▸ Source material
[Start of Attachment]

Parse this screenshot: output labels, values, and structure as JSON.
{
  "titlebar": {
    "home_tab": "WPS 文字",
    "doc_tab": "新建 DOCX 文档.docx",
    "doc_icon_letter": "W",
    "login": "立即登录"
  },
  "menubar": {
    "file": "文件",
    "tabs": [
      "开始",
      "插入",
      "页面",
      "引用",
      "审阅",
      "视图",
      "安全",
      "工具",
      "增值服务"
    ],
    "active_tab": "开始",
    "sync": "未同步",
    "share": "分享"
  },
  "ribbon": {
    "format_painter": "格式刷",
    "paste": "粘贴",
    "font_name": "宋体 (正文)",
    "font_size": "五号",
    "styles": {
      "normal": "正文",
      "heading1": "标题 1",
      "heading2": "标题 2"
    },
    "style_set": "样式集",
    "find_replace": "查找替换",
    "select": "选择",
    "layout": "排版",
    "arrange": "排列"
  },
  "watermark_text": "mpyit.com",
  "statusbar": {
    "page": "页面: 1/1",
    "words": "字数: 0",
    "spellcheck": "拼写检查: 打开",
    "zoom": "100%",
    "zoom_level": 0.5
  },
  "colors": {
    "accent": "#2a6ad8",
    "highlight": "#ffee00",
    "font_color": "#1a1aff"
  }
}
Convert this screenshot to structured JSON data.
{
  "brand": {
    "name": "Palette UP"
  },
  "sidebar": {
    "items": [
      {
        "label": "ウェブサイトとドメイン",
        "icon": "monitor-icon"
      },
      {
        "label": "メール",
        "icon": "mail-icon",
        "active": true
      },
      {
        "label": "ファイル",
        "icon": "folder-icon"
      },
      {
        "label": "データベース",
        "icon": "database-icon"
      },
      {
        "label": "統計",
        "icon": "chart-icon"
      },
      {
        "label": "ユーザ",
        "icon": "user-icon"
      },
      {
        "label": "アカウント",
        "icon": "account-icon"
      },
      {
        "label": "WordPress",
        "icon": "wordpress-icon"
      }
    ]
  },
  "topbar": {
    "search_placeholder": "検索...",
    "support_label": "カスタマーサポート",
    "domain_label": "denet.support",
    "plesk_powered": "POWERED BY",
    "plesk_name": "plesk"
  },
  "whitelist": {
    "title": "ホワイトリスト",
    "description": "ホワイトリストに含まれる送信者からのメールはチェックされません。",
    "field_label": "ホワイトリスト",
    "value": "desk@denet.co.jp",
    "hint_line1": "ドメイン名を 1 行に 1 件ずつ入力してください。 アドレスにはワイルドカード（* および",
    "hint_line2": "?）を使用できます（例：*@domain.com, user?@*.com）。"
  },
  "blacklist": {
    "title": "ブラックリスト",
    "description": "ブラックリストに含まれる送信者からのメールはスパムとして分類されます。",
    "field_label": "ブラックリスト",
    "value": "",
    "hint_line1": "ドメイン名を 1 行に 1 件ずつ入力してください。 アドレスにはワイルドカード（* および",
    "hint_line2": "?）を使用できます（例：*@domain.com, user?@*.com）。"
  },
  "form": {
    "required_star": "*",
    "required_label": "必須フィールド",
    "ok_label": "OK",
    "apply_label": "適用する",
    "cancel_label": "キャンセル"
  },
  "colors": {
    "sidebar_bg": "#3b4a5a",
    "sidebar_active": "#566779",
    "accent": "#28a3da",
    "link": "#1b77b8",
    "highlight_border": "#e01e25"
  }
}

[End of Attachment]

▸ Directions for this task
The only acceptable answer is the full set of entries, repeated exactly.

▸ Solution to this exercise
Parse this screenshot: output labels, values, and structure as JSON.
{
  "titlebar": {
    "home_tab": "WPS 文字",
    "doc_tab": "新建 DOCX 文档.docx",
    "doc_icon_letter": "W",
    "login": "立即登录"
  },
  "menubar": {
    "file": "文件",
    "tabs": [
      "开始",
      "插入",
      "页面",
      "引用",
      "审阅",
      "视图",
      "安全",
      "工具",
      "增值服务"
    ],
    "active_tab": "开始",
    "sync": "未同步",
    "share": "分享"
  },
  "ribbon": {
    "format_painter": "格式刷",
    "paste": "粘贴",
    "font_name": "宋体 (正文)",
    "font_size": "五号",
    "styles": {
      "normal": "正文",
      "heading1": "标题 1",
      "heading2": "标题 2"
    },
    "style_set": "样式集",
    "find_replace": "查找替换",
    "select": "选择",
    "layout": "排版",
    "arrange": "排列"
  },
  "watermark_text": "mpyit.com",
  "statusbar": {
    "page": "页面: 1/1",
    "words": "字数: 0",
    "spellcheck": "拼写检查: 打开",
    "zoom": "100%",
    "zoom_level": 0.5
  },
  "colors": {
    "accent": "#2a6ad8",
    "highlight": "#ffee00",
    "font_color": "#1a1aff"
  }
}
Convert this screenshot to structured JSON data.
{
  "brand": {
    "name": "Palette UP"
  },
  "sidebar": {
    "items": [
      {
        "label": "ウェブサイトとドメイン",
        "icon": "monitor-icon"
      },
      {
        "label": "メール",
        "icon": "mail-icon",
        "active": true
      },
      {
        "label": "ファイル",
        "icon": "folder-icon"
      },
      {
        "label": "データベース",
        "icon": "database-icon"
      },
      {
        "label": "統計",
        "icon": "chart-icon"
      },
      {
        "label": "ユーザ",
        "icon": "user-icon"
      },
      {
        "label": "アカウント",
        "icon": "account-icon"
      },
      {
        "label": "WordPress",
        "icon": "wordpress-icon"
      }
    ]
  },
  "topbar": {
    "search_placeholder": "検索...",
    "support_label": "カスタマーサポート",
    "domain_label": "denet.support",
    "plesk_powered": "POWERED BY",
    "plesk_name": "plesk"
  },
  "whitelist": {
    "title": "ホワイトリスト",
    "description": "ホワイトリストに含まれる送信者からのメールはチェックされません。",
    "field_label": "ホワイトリスト",
    "value": "desk@denet.co.jp",
    "hint_line1": "ドメイン名を 1 行に 1 件ずつ入力してください。 アドレスにはワイルドカード（* および",
    "hint_line2": "?）を使用できます（例：*@domain.com, user?@*.com）。"
  },
  "blacklist": {
    "title": "ブラックリスト",
    "description": "ブラックリストに含まれる送信者からのメールはスパムとして分類されます。",
    "field_label": "ブラックリスト",
    "value": "",
    "hint_line1": "ドメイン名を 1 行に 1 件ずつ入力してください。 アドレスにはワイルドカード（* および",
    "hint_line2": "?）を使用できます（例：*@domain.com, user?@*.com）。"
  },
  "form": {
    "required_star": "*",
    "required_label": "必須フィールド",
    "ok_label": "OK",
    "apply_label": "適用する",
    "cancel_label": "キャンセル"
  },
  "colors": {
    "sidebar_bg": "#3b4a5a",
    "sidebar_active": "#566779",
    "accent": "#28a3da",
    "link": "#1b77b8",
    "highlight_border": "#e01e25"
  }
}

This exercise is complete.